**** DATA SUPPLIED

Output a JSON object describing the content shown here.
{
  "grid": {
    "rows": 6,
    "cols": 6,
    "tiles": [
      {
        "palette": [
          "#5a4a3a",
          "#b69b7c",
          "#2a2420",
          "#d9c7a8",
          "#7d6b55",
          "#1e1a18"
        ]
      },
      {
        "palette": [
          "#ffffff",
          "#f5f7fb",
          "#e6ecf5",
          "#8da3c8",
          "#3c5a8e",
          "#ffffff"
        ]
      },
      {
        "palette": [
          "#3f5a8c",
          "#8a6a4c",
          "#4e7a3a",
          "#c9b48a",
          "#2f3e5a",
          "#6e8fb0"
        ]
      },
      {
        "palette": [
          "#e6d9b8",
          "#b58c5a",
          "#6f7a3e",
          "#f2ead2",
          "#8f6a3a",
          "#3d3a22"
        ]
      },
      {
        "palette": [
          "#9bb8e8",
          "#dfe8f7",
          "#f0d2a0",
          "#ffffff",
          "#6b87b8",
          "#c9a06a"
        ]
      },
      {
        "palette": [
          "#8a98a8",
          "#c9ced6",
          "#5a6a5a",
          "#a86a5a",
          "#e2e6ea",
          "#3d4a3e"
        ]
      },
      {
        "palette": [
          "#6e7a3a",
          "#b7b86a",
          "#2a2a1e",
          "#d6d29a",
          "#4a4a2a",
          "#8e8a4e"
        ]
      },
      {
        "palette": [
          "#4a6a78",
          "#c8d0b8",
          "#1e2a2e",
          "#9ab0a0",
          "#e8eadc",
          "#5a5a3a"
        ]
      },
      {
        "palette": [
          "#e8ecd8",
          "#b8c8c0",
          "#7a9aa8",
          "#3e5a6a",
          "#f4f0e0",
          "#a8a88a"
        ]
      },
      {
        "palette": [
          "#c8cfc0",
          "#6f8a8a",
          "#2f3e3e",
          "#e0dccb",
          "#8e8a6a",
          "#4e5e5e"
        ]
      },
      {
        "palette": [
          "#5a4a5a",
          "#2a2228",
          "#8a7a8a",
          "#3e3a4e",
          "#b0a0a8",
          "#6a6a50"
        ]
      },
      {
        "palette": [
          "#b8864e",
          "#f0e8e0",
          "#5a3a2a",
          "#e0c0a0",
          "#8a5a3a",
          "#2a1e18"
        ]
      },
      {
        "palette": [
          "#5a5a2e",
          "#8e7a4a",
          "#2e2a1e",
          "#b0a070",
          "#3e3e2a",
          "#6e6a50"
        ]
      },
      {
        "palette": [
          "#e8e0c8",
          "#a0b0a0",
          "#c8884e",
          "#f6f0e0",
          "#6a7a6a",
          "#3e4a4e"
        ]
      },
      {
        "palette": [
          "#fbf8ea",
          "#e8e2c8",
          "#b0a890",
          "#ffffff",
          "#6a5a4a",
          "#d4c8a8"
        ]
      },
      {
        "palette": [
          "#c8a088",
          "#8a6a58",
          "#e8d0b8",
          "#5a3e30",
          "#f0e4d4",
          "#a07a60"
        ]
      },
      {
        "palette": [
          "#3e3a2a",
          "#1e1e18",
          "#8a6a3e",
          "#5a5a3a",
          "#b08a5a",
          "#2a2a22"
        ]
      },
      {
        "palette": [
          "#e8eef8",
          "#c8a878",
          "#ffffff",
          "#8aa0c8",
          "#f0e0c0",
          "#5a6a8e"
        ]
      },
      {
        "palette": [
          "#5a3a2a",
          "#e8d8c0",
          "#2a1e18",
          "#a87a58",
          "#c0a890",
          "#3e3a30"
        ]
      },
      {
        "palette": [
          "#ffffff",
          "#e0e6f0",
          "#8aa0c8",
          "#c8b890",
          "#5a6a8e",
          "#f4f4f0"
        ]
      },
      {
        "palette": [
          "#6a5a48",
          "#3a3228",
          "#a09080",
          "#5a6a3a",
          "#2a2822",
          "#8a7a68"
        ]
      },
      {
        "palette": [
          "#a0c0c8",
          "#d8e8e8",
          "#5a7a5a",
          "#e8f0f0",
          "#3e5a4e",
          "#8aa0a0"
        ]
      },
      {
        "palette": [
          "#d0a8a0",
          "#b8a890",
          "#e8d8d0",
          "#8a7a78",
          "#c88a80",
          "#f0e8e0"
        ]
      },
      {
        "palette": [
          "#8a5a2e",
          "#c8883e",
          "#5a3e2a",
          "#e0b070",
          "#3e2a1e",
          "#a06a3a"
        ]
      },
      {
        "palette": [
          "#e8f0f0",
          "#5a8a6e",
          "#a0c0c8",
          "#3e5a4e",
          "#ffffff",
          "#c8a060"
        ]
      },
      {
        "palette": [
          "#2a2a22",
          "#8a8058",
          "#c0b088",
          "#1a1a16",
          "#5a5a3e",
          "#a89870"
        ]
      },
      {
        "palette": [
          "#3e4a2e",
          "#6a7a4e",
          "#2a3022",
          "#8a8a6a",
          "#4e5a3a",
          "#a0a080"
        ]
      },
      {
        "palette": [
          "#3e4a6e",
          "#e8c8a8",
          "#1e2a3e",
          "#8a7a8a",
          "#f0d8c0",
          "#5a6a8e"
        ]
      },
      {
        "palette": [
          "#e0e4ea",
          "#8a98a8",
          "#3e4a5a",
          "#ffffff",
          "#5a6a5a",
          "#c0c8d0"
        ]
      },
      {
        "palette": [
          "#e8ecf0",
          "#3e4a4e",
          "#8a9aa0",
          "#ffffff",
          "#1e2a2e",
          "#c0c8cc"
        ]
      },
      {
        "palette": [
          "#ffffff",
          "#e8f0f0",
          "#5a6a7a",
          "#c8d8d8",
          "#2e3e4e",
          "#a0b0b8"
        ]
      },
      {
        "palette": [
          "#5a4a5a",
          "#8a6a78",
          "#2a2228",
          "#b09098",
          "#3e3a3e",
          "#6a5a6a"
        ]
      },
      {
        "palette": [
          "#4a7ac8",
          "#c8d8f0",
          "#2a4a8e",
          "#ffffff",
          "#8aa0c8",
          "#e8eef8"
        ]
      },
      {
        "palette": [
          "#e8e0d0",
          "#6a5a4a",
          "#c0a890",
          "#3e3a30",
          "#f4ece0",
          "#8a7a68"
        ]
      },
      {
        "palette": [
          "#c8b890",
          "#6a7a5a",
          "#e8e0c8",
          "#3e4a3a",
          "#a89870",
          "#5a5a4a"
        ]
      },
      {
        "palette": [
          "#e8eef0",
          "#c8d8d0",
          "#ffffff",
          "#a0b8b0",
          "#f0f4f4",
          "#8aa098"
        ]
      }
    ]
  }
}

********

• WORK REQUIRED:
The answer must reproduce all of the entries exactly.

• ANSWER:
Output a JSON object describing the content shown here.
{
  "grid": {
    "rows": 6,
    "cols": 6,
    "tiles": [
      {
        "palette": [
          "#5a4a3a",
          "#b69b7c",
          "#2a2420",
          "#d9c7a8",
          "#7d6b55",
          "#1e1a18"
        ]
      },
      {
        "palette": [
          "#ffffff",
          "#f5f7fb",
          "#e6ecf5",
          "#8da3c8",
          "#3c5a8e",
          "#ffffff"
        ]
      },
      {
        "palette": [
          "#3f5a8c",
          "#8a6a4c",
          "#4e7a3a",
          "#c9b48a",
          "#2f3e5a",
          "#6e8fb0"
        ]
      },
      {
        "palette": [
          "#e6d9b8",
          "#b58c5a",
          "#6f7a3e",
          "#f2ead2",
          "#8f6a3a",
          "#3d3a22"
        ]
      },
      {
        "palette": [
          "#9bb8e8",
          "#dfe8f7",
          "#f0d2a0",
          "#ffffff",
          "#6b87b8",
          "#c9a06a"
        ]
      },
      {
        "palette": [
          "#8a98a8",
          "#c9ced6",
          "#5a6a5a",
          "#a86a5a",
          "#e2e6ea",
          "#3d4a3e"
        ]
      },
      {
        "palette": [
          "#6e7a3a",
          "#b7b86a",
          "#2a2a1e",
          "#d6d29a",
          "#4a4a2a",
          "#8e8a4e"
        ]
      },
      {
        "palette": [
          "#4a6a78",
          "#c8d0b8",
          "#1e2a2e",
          "#9ab0a0",
          "#e8eadc",
          "#5a5a3a"
        ]
      },
      {
        "palette": [
          "#e8ecd8",
          "#b8c8c0",
          "#7a9aa8",
          "#3e5a6a",
          "#f4f0e0",
          "#a8a88a"
        ]
      },
      {
        "palette": [
          "#c8cfc0",
          "#6f8a8a",
          "#2f3e3e",
          "#e0dccb",
          "#8e8a6a",
          "#4e5e5e"
        ]
      },
      {
        "palette": [
          "#5a4a5a",
          "#2a2228",
          "#8a7a8a",
          "#3e3a4e",
          "#b0a0a8",
          "#6a6a50"
        ]
      },
      {
        "palette": [
          "#b8864e",
          "#f0e8e0",
          "#5a3a2a",
          "#e0c0a0",
          "#8a5a3a",
          "#2a1e18"
        ]
      },
      {
        "palette": [
          "#5a5a2e",
          "#8e7a4a",
          "#2e2a1e",
          "#b0a070",
          "#3e3e2a",
          "#6e6a50"
        ]
      },
      {
        "palette": [
          "#e8e0c8",
          "#a0b0a0",
          "#c8884e",
          "#f6f0e0",
          "#6a7a6a",
          "#3e4a4e"
        ]
      },
      {
        "palette": [
          "#fbf8ea",
          "#e8e2c8",
          "#b0a890",
          "#ffffff",
          "#6a5a4a",
          "#d4c8a8"
        ]
      },
      {
        "palette": [
          "#c8a088",
          "#8a6a58",
          "#e8d0b8",
          "#5a3e30",
          "#f0e4d4",
          "#a07a60"
        ]
      },
      {
        "palette": [
          "#3e3a2a",
          "#1e1e18",
          "#8a6a3e",
          "#5a5a3a",
          "#b08a5a",
          "#2a2a22"
        ]
      },
      {
        "palette": [
          "#e8eef8",
          "#c8a878",
          "#ffffff",
          "#8aa0c8",
          "#f0e0c0",
          "#5a6a8e"
        ]
      },
      {
        "palette": [
          "#5a3a2a",
          "#e8d8c0",
          "#2a1e18",
          "#a87a58",
          "#c0a890",
          "#3e3a30"
        ]
      },
      {
        "palette": [
          "#ffffff",
          "#e0e6f0",
          "#8aa0c8",
          "#c8b890",
          "#5a6a8e",
          "#f4f4f0"
        ]
      },
      {
        "palette": [
          "#6a5a48",
          "#3a3228",
          "#a09080",
          "#5a6a3a",
          "#2a2822",
          "#8a7a68"
        ]
      },
      {
        "palette": [
          "#a0c0c8",
          "#d8e8e8",
          "#5a7a5a",
          "#e8f0f0",
          "#3e5a4e",
          "#8aa0a0"
        ]
      },
      {
        "palette": [
          "#d0a8a0",
          "#b8a890",
          "#e8d8d0",
          "#8a7a78",
          "#c88a80",
          "#f0e8e0"
        ]
      },
      {
        "palette": [
          "#8a5a2e",
          "#c8883e",
          "#5a3e2a",
          "#e0b070",
          "#3e2a1e",
          "#a06a3a"
        ]
      },
      {
        "palette": [
          "#e8f0f0",
          "#5a8a6e",
          "#a0c0c8",
          "#3e5a4e",
          "#ffffff",
          "#c8a060"
        ]
      },
      {
        "palette": [
          "#2a2a22",
          "#8a8058",
          "#c0b088",
          "#1a1a16",
          "#5a5a3e",
          "#a89870"
        ]
      },
      {
        "palette": [
          "#3e4a2e",
          "#6a7a4e",
          "#2a3022",
          "#8a8a6a",
          "#4e5a3a",
          "#a0a080"
        ]
      },
      {
        "palette": [
          "#3e4a6e",
          "#e8c8a8",
          "#1e2a3e",
          "#8a7a8a",
          "#f0d8c0",
          "#5a6a8e"
        ]
      },
      {
        "palette": [
          "#e0e4ea",
          "#8a98a8",
          "#3e4a5a",
          "#ffffff",
          "#5a6a5a",
          "#c0c8d0"
        ]
      },
      {
        "palette": [
          "#e8ecf0",
          "#3e4a4e",
          "#8a9aa0",
          "#ffffff",
          "#1e2a2e",
          "#c0c8cc"
        ]
      },
      {
        "palette": [
          "#ffffff",
          "#e8f0f0",
          "#5a6a7a",
          "#c8d8d8",
          "#2e3e4e",
          "#a0b0b8"
        ]
      },
      {
        "palette": [
          "#5a4a5a",
          "#8a6a78",
          "#2a2228",
          "#b09098",
          "#3e3a3e",
          "#6a5a6a"
        ]
      },
      {
        "palette": [
          "#4a7ac8",
          "#c8d8f0",
          "#2a4a8e",
          "#ffffff",
          "#8aa0c8",
          "#e8eef8"
        ]
      },
      {
        "palette": [
          "#e8e0d0",
          "#6a5a4a",
          "#c0a890",
          "#3e3a30",
          "#f4ece0",
          "#8a7a68"
        ]
      },
      {
        "palette": [
          "#c8b890",
          "#6a7a5a",
          "#e8e0c8",
          "#3e4a3a",
          "#a89870",
          "#5a5a4a"
        ]
      },
      {
        "palette": [
          "#e8eef0",
          "#c8d8d0",
          "#ffffff",
          "#a0b8b0",
          "#f0f4f4",
          "#8aa098"
        ]
      }
    ]
  }
}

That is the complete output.